(What is expected): Repeat the entries that appear below, exactly and in full.

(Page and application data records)

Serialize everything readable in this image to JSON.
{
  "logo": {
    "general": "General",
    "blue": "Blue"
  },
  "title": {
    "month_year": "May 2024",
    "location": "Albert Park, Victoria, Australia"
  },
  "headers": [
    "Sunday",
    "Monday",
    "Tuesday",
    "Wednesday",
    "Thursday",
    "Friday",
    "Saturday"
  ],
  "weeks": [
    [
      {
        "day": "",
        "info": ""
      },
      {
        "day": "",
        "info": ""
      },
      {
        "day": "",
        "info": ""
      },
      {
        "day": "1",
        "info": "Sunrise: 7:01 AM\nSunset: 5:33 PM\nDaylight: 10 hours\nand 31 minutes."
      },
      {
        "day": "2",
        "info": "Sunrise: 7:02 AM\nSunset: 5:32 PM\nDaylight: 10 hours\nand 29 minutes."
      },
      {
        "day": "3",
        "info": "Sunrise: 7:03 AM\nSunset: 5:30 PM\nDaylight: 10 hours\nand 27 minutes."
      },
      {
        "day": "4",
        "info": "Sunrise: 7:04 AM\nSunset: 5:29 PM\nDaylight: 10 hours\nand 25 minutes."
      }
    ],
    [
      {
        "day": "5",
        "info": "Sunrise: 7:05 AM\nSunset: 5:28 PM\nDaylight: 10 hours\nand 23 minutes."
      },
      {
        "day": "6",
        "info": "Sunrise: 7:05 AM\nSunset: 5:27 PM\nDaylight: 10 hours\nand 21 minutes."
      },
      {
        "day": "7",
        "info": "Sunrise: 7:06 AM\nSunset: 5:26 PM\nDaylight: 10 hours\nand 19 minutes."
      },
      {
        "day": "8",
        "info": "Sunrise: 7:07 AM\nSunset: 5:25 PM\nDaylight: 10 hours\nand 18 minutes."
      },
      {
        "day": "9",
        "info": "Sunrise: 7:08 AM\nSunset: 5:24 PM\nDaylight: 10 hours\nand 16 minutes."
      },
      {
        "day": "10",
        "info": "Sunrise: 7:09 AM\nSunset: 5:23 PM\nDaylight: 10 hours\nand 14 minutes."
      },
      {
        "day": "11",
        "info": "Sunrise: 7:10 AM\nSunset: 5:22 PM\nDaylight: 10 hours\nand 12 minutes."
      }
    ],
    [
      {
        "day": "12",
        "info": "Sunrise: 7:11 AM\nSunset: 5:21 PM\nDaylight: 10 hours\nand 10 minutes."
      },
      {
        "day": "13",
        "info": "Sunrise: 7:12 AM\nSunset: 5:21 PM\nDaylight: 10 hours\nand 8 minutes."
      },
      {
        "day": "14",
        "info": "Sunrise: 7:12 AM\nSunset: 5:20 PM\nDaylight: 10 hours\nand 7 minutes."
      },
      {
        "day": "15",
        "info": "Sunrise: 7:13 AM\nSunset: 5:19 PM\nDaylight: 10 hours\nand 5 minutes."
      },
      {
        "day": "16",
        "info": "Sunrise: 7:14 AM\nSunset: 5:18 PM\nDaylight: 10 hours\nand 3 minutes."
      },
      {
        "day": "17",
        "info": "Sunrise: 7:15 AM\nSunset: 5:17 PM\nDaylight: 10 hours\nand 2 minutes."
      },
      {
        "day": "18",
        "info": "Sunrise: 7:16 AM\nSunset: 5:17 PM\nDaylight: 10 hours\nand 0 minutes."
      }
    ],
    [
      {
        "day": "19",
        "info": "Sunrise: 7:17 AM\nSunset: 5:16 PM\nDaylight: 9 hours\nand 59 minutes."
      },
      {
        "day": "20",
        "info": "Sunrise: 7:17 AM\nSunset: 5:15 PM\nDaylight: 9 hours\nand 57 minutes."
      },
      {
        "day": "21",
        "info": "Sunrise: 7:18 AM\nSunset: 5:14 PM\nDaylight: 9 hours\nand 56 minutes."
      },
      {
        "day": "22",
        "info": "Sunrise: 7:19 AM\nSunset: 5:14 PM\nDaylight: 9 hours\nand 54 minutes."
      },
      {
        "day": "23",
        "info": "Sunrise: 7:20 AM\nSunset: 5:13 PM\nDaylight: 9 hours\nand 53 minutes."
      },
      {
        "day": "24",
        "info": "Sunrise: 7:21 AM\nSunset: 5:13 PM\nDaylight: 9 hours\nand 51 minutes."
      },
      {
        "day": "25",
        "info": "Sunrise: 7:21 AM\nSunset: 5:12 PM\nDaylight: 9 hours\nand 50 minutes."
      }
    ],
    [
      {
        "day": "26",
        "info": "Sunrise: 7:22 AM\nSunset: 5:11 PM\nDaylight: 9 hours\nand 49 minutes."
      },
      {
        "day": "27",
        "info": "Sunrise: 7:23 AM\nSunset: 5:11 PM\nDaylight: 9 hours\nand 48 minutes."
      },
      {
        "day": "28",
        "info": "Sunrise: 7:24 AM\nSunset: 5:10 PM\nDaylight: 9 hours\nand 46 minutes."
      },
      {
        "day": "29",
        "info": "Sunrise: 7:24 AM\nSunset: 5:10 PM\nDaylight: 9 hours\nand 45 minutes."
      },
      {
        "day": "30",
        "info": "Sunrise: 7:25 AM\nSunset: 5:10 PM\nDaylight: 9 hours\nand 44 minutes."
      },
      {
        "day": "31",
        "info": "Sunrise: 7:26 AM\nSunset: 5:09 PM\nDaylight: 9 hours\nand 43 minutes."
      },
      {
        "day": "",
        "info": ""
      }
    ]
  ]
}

(Written solution):
Serialize everything readable in this image to JSON.
{
  "logo": {
    "general": "General",
    "blue": "Blue"
  },
  "title": {
    "month_year": "May 2024",
    "location": "Albert Park, Victoria, Australia"
  },
  "headers": [
    "Sunday",
    "Monday",
    "Tuesday",
    "Wednesday",
    "Thursday",
    "Friday",
    "Saturday"
  ],
  "weeks": [
    [
      {
        "day": "",
        "info": ""
      },
      {
        "day": "",
        "info": ""
      },
      {
        "day": "",
        "info": ""
      },
      {
        "day": "1",
        "info": "Sunrise: 7:01 AM\nSunset: 5:33 PM\nDaylight: 10 hours\nand 31 minutes."
      },
      {
        "day": "2",
        "info": "Sunrise: 7:02 AM\nSunset: 5:32 PM\nDaylight: 10 hours\nand 29 minutes."
      },
      {
        "day": "3",
        "info": "Sunrise: 7:03 AM\nSunset: 5:30 PM\nDaylight: 10 hours\nand 27 minutes."
      },
      {
        "day": "4",
        "info": "Sunrise: 7:04 AM\nSunset: 5:29 PM\nDaylight: 10 hours\nand 25 minutes."
      }
    ],
    [
      {
        "day": "5",
        "info": "Sunrise: 7:05 AM\nSunset: 5:28 PM\nDaylight: 10 hours\nand 23 minutes."
      },
      {
        "day": "6",
        "info": "Sunrise: 7:05 AM\nSunset: 5:27 PM\nDaylight: 10 hours\nand 21 minutes."
      },
      {
        "day": "7",
        "info": "Sunrise: 7:06 AM\nSunset: 5:26 PM\nDaylight: 10 hours\nand 19 minutes."
      },
      {
        "day": "8",
        "info": "Sunrise: 7:07 AM\nSunset: 5:25 PM\nDaylight: 10 hours\nand 18 minutes."
      },
      {
        "day": "9",
        "info": "Sunrise: 7:08 AM\nSunset: 5:24 PM\nDaylight: 10 hours\nand 16 minutes."
      },
      {
        "day": "10",
        "info": "Sunrise: 7:09 AM\nSunset: 5:23 PM\nDaylight: 10 hours\nand 14 minutes."
      },
      {
        "day": "11",
        "info": "Sunrise: 7:10 AM\nSunset: 5:22 PM\nDaylight: 10 hours\nand 12 minutes."
      }
    ],
    [
      {
        "day": "12",
        "info": "Sunrise: 7:11 AM\nSunset: 5:21 PM\nDaylight: 10 hours\nand 10 minutes."
      },
      {
        "day": "13",
        "info": "Sunrise: 7:12 AM\nSunset: 5:21 PM\nDaylight: 10 hours\nand 8 minutes."
      },
      {
        "day": "14",
        "info": "Sunrise: 7:12 AM\nSunset: 5:20 PM\nDaylight: 10 hours\nand 7 minutes."
      },
      {
        "day": "15",
        "info": "Sunrise: 7:13 AM\nSunset: 5:19 PM\nDaylight: 10 hours\nand 5 minutes."
      },
      {
        "day": "16",
        "info": "Sunrise: 7:14 AM\nSunset: 5:18 PM\nDaylight: 10 hours\nand 3 minutes."
      },
      {
        "day": "17",
        "info": "Sunrise: 7:15 AM\nSunset: 5:17 PM\nDaylight: 10 hours\nand 2 minutes."
      },
      {
        "day": "18",
        "info": "Sunrise: 7:16 AM\nSunset: 5:17 PM\nDaylight: 10 hours\nand 0 minutes."
      }
    ],
    [
      {
        "day": "19",
        "info": "Sunrise: 7:17 AM\nSunset: 5:16 PM\nDaylight: 9 hours\nand 59 minutes."
      },
      {
        "day": "20",
        "info": "Sunrise: 7:17 AM\nSunset: 5:15 PM\nDaylight: 9 hours\nand 57 minutes."
      },
      {
        "day": "21",
        "info": "Sunrise: 7:18 AM\nSunset: 5:14 PM\nDaylight: 9 hours\nand 56 minutes."
      },
      {
        "day": "22",
        "info": "Sunrise: 7:19 AM\nSunset: 5:14 PM\nDaylight: 9 hours\nand 54 minutes."
      },
      {
        "day": "23",
        "info": "Sunrise: 7:20 AM\nSunset: 5:13 PM\nDaylight: 9 hours\nand 53 minutes."
      },
      {
        "day": "24",
        "info": "Sunrise: 7:21 AM\nSunset: 5:13 PM\nDaylight: 9 hours\nand 51 minutes."
      },
      {
        "day": "25",
        "info": "Sunrise: 7:21 AM\nSunset: 5:12 PM\nDaylight: 9 hours\nand 50 minutes."
      }
    ],
    [
      {
        "day": "26",
        "info": "Sunrise: 7:22 AM\nSunset: 5:11 PM\nDaylight: 9 hours\nand 49 minutes."
      },
      {
        "day": "27",
        "info": "Sunrise: 7:23 AM\nSunset: 5:11 PM\nDaylight: 9 hours\nand 48 minutes."
      },
      {
        "day": "28",
        "info": "Sunrise: 7:24 AM\nSunset: 5:10 PM\nDaylight: 9 hours\nand 46 minutes."
      },
      {
        "day": "29",
        "info": "Sunrise: 7:24 AM\nSunset: 5:10 PM\nDaylight: 9 hours\nand 45 minutes."
      },
      {
        "day": "30",
        "info": "Sunrise: 7:25 AM\nSunset: 5:10 PM\nDaylight: 9 hours\nand 44 minutes."
      },
      {
        "day": "31",
        "info": "Sunrise: 7:26 AM\nSunset: 5:09 PM\nDaylight: 9 hours\nand 43 minutes."
      },
      {
        "day": "",
        "info": ""
      }
    ]
  ]
}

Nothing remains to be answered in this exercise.